[[ RECORDS FOR PROCESSING open ]]

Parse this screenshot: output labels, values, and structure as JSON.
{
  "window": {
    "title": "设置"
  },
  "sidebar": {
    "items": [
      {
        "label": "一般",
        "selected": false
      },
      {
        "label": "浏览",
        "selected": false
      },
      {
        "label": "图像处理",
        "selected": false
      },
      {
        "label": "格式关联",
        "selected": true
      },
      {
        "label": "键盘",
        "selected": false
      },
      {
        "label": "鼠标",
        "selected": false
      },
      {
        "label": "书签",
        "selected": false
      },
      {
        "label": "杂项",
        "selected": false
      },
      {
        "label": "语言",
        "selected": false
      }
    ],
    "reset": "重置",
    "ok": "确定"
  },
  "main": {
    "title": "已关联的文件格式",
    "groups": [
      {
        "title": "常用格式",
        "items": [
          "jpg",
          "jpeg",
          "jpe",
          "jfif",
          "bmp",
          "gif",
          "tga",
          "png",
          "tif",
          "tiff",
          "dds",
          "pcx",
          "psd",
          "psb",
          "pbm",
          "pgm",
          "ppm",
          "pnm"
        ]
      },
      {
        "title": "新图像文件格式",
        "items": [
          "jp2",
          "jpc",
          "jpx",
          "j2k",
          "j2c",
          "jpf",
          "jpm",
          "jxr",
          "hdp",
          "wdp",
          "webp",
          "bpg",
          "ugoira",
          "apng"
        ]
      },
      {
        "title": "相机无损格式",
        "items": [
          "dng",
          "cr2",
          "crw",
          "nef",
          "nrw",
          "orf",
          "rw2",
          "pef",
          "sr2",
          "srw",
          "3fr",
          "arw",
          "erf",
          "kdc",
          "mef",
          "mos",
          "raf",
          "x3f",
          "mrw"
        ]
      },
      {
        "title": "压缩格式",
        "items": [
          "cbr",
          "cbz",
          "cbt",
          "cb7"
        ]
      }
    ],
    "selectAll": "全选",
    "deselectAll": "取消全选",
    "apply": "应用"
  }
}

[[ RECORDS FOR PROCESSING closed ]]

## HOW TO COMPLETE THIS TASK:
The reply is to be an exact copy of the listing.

## ANSWER BELOW:
Parse this screenshot: output labels, values, and structure as JSON.
{
  "window": {
    "title": "设置"
  },
  "sidebar": {
    "items": [
      {
        "label": "一般",
        "selected": false
      },
      {
        "label": "浏览",
        "selected": false
      },
      {
        "label": "图像处理",
        "selected": false
      },
      {
        "label": "格式关联",
        "selected": true
      },
      {
        "label": "键盘",
        "selected": false
      },
      {
        "label": "鼠标",
        "selected": false
      },
      {
        "label": "书签",
        "selected": false
      },
      {
        "label": "杂项",
        "selected": false
      },
      {
        "label": "语言",
        "selected": false
      }
    ],
    "reset": "重置",
    "ok": "确定"
  },
  "main": {
    "title": "已关联的文件格式",
    "groups": [
      {
        "title": "常用格式",
        "items": [
          "jpg",
          "jpeg",
          "jpe",
          "jfif",
          "bmp",
          "gif",
          "tga",
          "png",
          "tif",
          "tiff",
          "dds",
          "pcx",
          "psd",
          "psb",
          "pbm",
          "pgm",
          "ppm",
          "pnm"
        ]
      },
      {
        "title": "新图像文件格式",
        "items": [
          "jp2",
          "jpc",
          "jpx",
          "j2k",
          "j2c",
          "jpf",
          "jpm",
          "jxr",
          "hdp",
          "wdp",
          "webp",
          "bpg",
          "ugoira",
          "apng"
        ]
      },
      {
        "title": "相机无损格式",
        "items": [
          "dng",
          "cr2",
          "crw",
          "nef",
          "nrw",
          "orf",
          "rw2",
          "pef",
          "sr2",
          "srw",
          "3fr",
          "arw",
          "erf",
          "kdc",
          "mef",
          "mos",
          "raf",
          "x3f",
          "mrw"
        ]
      },
      {
        "title": "压缩格式",
        "items": [
          "cbr",
          "cbz",
          "cbt",
          "cb7"
        ]
      }
    ],
    "selectAll": "全选",
    "deselectAll": "取消全选",
    "apply": "应用"
  }
}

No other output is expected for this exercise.